Feb. 23. Smithsonian Institution. Opening of a special 10-month Washington exhibit at the Museum of American History, billed as the first major Washington exhibit in the 20th century. It focuses on Washington as myth and man.

March 21. Sully Plantation. A "He did not sleep here" celebration linking the plantation and Mount Vernon, with 18th century music, dancing and refreshments. 3-6 p.m. $3 adults, $1 children.

April 22. Tree planting ceremony. At Mount Vernon Circle, to acknowledge gift of 250 trees from Washington, England.

April 30-May 1. Candlelight tours. Gadsby's Tavern Museum, Carlyle House, Lee-Fendall House and boyhood home of Robert E. Lee will have tours at 5 p.m. Music, refreshments, entertainment. Admission price has yet to be set. Tickets will be on sale at Ramsay House Visitors Center.

May 8. "Mount Vernon Classic" foot race. 10-mile run on the parkway from Mount Vernon to George Washington National Masonic Memorial on King Street in Alexandria. The parkway south of the city will be closed from 8 to 10 a.m. for the race. At least 5,000 runners are expected to participate. A $7 registration fee must be mailed by April 21 to Mt. Vernon Classic, 4702 W. Braddock Rd., Alexandria, Va. 22311. Bus will take runners from the memorial parking lot to Mount Vernon at 7 a.m.

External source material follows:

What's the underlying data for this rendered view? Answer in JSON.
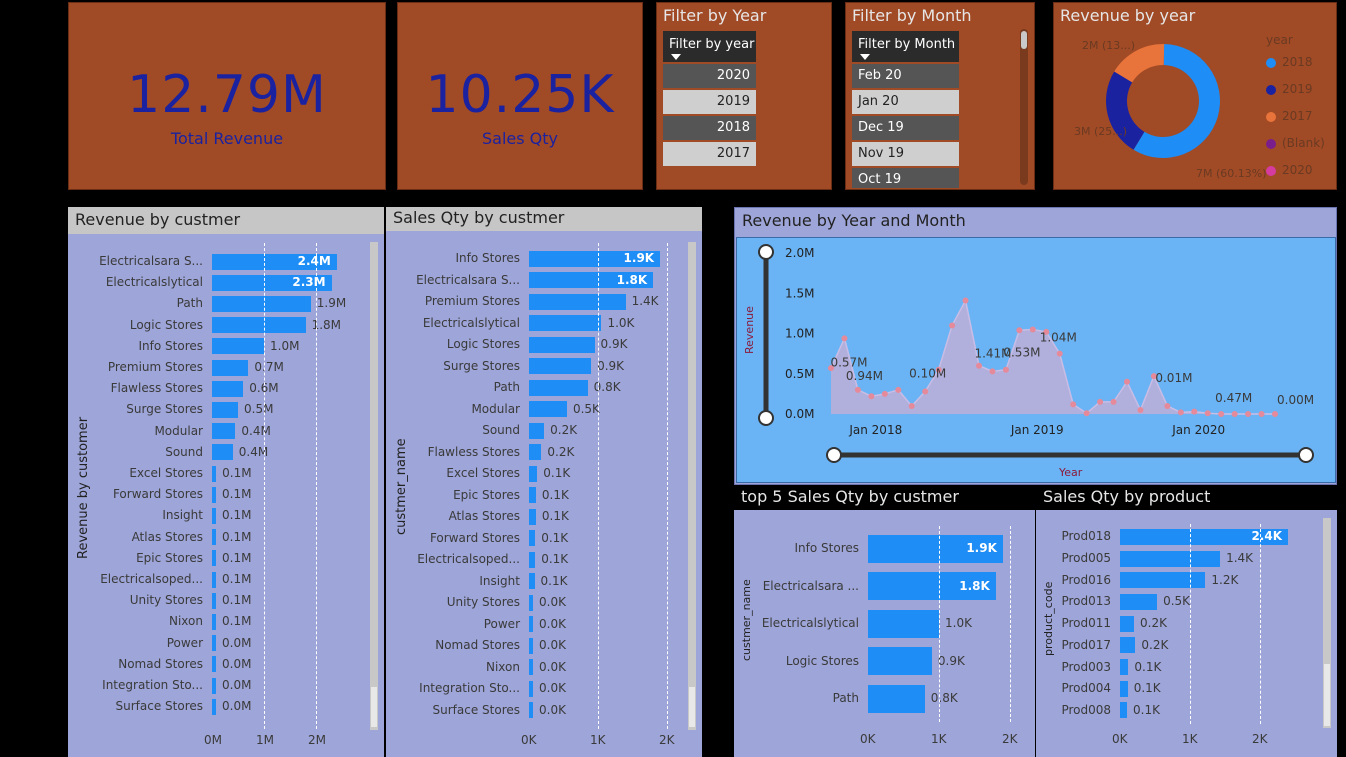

May 8. 250th Birthday parade. On the parkway from Fort Hunt to Mount Vernon, from 11:30 a.m. to 12:30 p.m. Parade bands will perform in concert at 2 p.m. at Mount Vernon's gates. The parkway will be closed from 8 a.m. to 4 p.m. between Mount Vernon and Fort Hunt. Free parking for the parade will be at Fort Hunt, accessible by the northern entrance on the parkway. Tourmobiles are expected to operate along the three-mile parade route for a yet-undetermined fee. The National Park Service is encouraging spectators to come by bicycle or on foot.